____ RECORDS SHOWN

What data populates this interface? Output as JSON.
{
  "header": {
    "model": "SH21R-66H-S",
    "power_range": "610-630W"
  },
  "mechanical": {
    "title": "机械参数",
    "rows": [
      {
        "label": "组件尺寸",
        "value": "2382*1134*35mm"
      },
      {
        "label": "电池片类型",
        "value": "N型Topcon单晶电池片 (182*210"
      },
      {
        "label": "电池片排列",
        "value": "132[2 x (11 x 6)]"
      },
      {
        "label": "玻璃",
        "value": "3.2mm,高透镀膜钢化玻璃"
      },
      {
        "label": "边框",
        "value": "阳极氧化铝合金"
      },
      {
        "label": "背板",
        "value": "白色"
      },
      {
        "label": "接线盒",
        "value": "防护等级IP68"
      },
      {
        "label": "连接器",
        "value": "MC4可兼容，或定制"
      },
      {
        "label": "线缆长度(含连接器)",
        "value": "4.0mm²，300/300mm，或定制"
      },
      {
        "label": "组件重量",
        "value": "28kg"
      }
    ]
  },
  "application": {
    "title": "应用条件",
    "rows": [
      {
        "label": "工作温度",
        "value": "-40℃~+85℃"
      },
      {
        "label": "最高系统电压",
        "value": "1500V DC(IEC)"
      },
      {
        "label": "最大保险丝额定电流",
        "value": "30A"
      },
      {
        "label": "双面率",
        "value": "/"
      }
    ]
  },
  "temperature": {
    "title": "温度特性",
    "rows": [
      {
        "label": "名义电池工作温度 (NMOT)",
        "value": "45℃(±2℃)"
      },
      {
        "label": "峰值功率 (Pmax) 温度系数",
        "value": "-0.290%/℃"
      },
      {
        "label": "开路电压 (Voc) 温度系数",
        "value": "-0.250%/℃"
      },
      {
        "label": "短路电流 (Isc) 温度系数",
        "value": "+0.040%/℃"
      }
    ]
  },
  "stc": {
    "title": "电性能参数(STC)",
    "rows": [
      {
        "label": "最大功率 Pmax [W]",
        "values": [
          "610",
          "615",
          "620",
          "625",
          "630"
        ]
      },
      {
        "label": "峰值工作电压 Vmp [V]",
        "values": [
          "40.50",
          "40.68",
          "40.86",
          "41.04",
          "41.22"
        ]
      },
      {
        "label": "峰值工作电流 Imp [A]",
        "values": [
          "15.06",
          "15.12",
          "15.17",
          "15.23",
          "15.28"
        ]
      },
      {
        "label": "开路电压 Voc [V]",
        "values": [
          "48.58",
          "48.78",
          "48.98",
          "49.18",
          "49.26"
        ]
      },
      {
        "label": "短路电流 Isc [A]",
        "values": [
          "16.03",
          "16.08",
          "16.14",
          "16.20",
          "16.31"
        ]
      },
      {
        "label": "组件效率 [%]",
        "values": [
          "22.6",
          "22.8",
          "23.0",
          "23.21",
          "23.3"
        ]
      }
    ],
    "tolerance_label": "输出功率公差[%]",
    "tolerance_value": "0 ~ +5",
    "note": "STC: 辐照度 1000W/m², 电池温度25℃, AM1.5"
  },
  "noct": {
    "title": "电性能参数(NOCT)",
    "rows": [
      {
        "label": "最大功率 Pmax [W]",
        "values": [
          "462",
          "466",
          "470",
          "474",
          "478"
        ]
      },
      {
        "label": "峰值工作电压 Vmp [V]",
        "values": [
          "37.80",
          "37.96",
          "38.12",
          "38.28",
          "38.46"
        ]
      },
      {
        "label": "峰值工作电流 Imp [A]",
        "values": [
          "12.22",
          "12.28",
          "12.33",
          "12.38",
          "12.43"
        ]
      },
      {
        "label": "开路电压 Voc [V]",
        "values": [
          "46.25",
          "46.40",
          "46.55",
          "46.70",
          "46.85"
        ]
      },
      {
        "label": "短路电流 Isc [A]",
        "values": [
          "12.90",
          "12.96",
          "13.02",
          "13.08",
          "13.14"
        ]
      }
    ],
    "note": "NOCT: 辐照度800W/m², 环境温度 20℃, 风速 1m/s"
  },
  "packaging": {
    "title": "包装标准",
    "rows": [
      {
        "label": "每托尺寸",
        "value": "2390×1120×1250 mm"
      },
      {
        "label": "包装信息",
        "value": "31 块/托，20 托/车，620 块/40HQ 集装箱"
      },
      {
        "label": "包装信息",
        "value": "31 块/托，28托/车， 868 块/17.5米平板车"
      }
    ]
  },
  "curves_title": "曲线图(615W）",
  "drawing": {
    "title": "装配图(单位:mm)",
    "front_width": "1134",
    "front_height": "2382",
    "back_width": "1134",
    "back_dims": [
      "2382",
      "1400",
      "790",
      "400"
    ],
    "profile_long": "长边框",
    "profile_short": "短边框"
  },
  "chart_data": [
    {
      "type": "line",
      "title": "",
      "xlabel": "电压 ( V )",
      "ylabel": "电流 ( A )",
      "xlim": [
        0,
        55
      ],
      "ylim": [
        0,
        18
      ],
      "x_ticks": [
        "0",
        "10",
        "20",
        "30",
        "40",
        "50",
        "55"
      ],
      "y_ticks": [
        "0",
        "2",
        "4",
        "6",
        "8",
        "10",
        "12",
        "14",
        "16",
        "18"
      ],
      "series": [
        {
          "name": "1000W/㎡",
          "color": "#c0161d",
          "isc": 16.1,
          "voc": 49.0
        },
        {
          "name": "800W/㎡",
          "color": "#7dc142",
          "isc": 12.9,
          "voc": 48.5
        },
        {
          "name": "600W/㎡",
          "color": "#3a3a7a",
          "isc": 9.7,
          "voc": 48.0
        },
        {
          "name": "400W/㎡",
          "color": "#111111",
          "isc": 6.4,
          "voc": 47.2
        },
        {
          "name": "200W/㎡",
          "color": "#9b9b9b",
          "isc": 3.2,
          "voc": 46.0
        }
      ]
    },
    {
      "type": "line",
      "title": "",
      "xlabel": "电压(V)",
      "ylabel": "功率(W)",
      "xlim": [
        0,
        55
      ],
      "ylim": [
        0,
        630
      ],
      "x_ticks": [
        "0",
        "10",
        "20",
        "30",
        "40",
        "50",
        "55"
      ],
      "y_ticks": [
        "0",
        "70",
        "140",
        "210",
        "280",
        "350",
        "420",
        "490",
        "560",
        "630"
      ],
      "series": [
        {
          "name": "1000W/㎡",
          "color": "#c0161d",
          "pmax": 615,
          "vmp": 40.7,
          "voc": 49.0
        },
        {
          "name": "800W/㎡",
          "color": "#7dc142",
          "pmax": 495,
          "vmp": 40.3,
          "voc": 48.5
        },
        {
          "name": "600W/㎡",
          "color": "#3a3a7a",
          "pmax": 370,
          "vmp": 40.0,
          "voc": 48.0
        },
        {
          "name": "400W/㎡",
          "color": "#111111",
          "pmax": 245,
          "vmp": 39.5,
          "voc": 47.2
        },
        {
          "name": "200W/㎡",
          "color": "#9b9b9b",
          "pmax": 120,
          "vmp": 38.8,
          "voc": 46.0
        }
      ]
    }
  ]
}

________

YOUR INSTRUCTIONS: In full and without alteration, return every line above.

SOLUTION FOR THIS PROBLEM:
What data populates this interface? Output as JSON.
{
  "header": {
    "model": "SH21R-66H-S",
    "power_range": "610-630W"
  },
  "mechanical": {
    "title": "机械参数",
    "rows": [
      {
        "label": "组件尺寸",
        "value": "2382*1134*35mm"
      },
      {
        "label": "电池片类型",
        "value": "N型Topcon单晶电池片 (182*210"
      },
      {
        "label": "电池片排列",
        "value": "132[2 x (11 x 6)]"
      },
      {
        "label": "玻璃",
        "value": "3.2mm,高透镀膜钢化玻璃"
      },
      {
        "label": "边框",
        "value": "阳极氧化铝合金"
      },
      {
        "label": "背板",
        "value": "白色"
      },
      {
        "label": "接线盒",
        "value": "防护等级IP68"
      },
      {
        "label": "连接器",
        "value": "MC4可兼容，或定制"
      },
      {
        "label": "线缆长度(含连接器)",
        "value": "4.0mm²，300/300mm，或定制"
      },
      {
        "label": "组件重量",
        "value": "28kg"
      }
    ]
  },
  "application": {
    "title": "应用条件",
    "rows": [
      {
        "label": "工作温度",
        "value": "-40℃~+85℃"
      },
      {
        "label": "最高系统电压",
        "value": "1500V DC(IEC)"
      },
      {
        "label": "最大保险丝额定电流",
        "value": "30A"
      },
      {
        "label": "双面率",
        "value": "/"
      }
    ]
  },
  "temperature": {
    "title": "温度特性",
    "rows": [
      {
        "label": "名义电池工作温度 (NMOT)",
        "value": "45℃(±2℃)"
      },
      {
        "label": "峰值功率 (Pmax) 温度系数",
        "value": "-0.290%/℃"
      },
      {
        "label": "开路电压 (Voc) 温度系数",
        "value": "-0.250%/℃"
      },
      {
        "label": "短路电流 (Isc) 温度系数",
        "value": "+0.040%/℃"
      }
    ]
  },
  "stc": {
    "title": "电性能参数(STC)",
    "rows": [
      {
        "label": "最大功率 Pmax [W]",
        "values": [
          "610",
          "615",
          "620",
          "625",
          "630"
        ]
      },
      {
        "label": "峰值工作电压 Vmp [V]",
        "values": [
          "40.50",
          "40.68",
          "40.86",
          "41.04",
          "41.22"
        ]
      },
      {
        "label": "峰值工作电流 Imp [A]",
        "values": [
          "15.06",
          "15.12",
          "15.17",
          "15.23",
          "15.28"
        ]
      },
      {
        "label": "开路电压 Voc [V]",
        "values": [
          "48.58",
          "48.78",
          "48.98",
          "49.18",
          "49.26"
        ]
      },
      {
        "label": "短路电流 Isc [A]",
        "values": [
          "16.03",
          "16.08",
          "16.14",
          "16.20",
          "16.31"
        ]
      },
      {
        "label": "组件效率 [%]",
        "values": [
          "22.6",
          "22.8",
          "23.0",
          "23.21",
          "23.3"
        ]
      }
    ],
    "tolerance_label": "输出功率公差[%]",
    "tolerance_value": "0 ~ +5",
    "note": "STC: 辐照度 1000W/m², 电池温度25℃, AM1.5"
  },
  "noct": {
    "title": "电性能参数(NOCT)",
    "rows": [
      {
        "label": "最大功率 Pmax [W]",
        "values": [
          "462",
          "466",
          "470",
          "474",
          "478"
        ]
      },
      {
        "label": "峰值工作电压 Vmp [V]",
        "values": [
          "37.80",
          "37.96",
          "38.12",
          "38.28",
          "38.46"
        ]
      },
      {
        "label": "峰值工作电流 Imp [A]",
        "values": [
          "12.22",
          "12.28",
          "12.33",
          "12.38",
          "12.43"
        ]
      },
      {
        "label": "开路电压 Voc [V]",
        "values": [
          "46.25",
          "46.40",
          "46.55",
          "46.70",
          "46.85"
        ]
      },
      {
        "label": "短路电流 Isc [A]",
        "values": [
          "12.90",
          "12.96",
          "13.02",
          "13.08",
          "13.14"
        ]
      }
    ],
    "note": "NOCT: 辐照度800W/m², 环境温度 20℃, 风速 1m/s"
  },
  "packaging": {
    "title": "包装标准",
    "rows": [
      {
        "label": "每托尺寸",
        "value": "2390×1120×1250 mm"
      },
      {
        "label": "包装信息",
        "value": "31 块/托，20 托/车，620 块/40HQ 集装箱"
      },
      {
        "label": "包装信息",
        "value": "31 块/托，28托/车， 868 块/17.5米平板车"
      }
    ]
  },
  "curves_title": "曲线图(615W）",
  "drawing": {
    "title": "装配图(单位:mm)",
    "front_width": "1134",
    "front_height": "2382",
    "back_width": "1134",
    "back_dims": [
      "2382",
      "1400",
      "790",
      "400"
    ],
    "profile_long": "长边框",
    "profile_short": "短边框"
  },
  "chart_data": [
    {
      "type": "line",
      "title": "",
      "xlabel": "电压 ( V )",
      "ylabel": "电流 ( A )",
      "xlim": [
        0,
        55
      ],
      "ylim": [
        0,
        18
      ],
      "x_ticks": [
        "0",
        "10",
        "20",
        "30",
        "40",
        "50",
        "55"
      ],
      "y_ticks": [
        "0",
        "2",
        "4",
        "6",
        "8",
        "10",
        "12",
        "14",
        "16",
        "18"
      ],
      "series": [
        {
          "name": "1000W/㎡",
          "color": "#c0161d",
          "isc": 16.1,
          "voc": 49.0
        },
        {
          "name": "800W/㎡",
          "color": "#7dc142",
          "isc": 12.9,
          "voc": 48.5
        },
        {
          "name": "600W/㎡",
          "color": "#3a3a7a",
          "isc": 9.7,
          "voc": 48.0
        },
        {
          "name": "400W/㎡",
          "color": "#111111",
          "isc": 6.4,
          "voc": 47.2
        },
        {
          "name": "200W/㎡",
          "color": "#9b9b9b",
          "isc": 3.2,
          "voc": 46.0
        }
      ]
    },
    {
      "type": "line",
      "title": "",
      "xlabel": "电压(V)",
      "ylabel": "功率(W)",
      "xlim": [
        0,
        55
      ],
      "ylim": [
        0,
        630
      ],
      "x_ticks": [
        "0",
        "10",
        "20",
        "30",
        "40",
        "50",
        "55"
      ],
      "y_ticks": [
        "0",
        "70",
        "140",
        "210",
        "280",
        "350",
        "420",
        "490",
        "560",
        "630"
      ],
      "series": [
        {
          "name": "1000W/㎡",
          "color": "#c0161d",
          "pmax": 615,
          "vmp": 40.7,
          "voc": 49.0
        },
        {
          "name": "800W/㎡",
          "color": "#7dc142",
          "pmax": 495,
          "vmp": 40.3,
          "voc": 48.5
        },
        {
          "name": "600W/㎡",
          "color": "#3a3a7a",
          "pmax": 370,
          "vmp": 40.0,
          "voc": 48.0
        },
        {
          "name": "400W/㎡",
          "color": "#111111",
          "pmax": 245,
          "vmp": 39.5,
          "voc": 47.2
        },
        {
          "name": "200W/㎡",
          "color": "#9b9b9b",
          "pmax": 120,
          "vmp": 38.8,
          "voc": 46.0
        }
      ]
    }
  ]
}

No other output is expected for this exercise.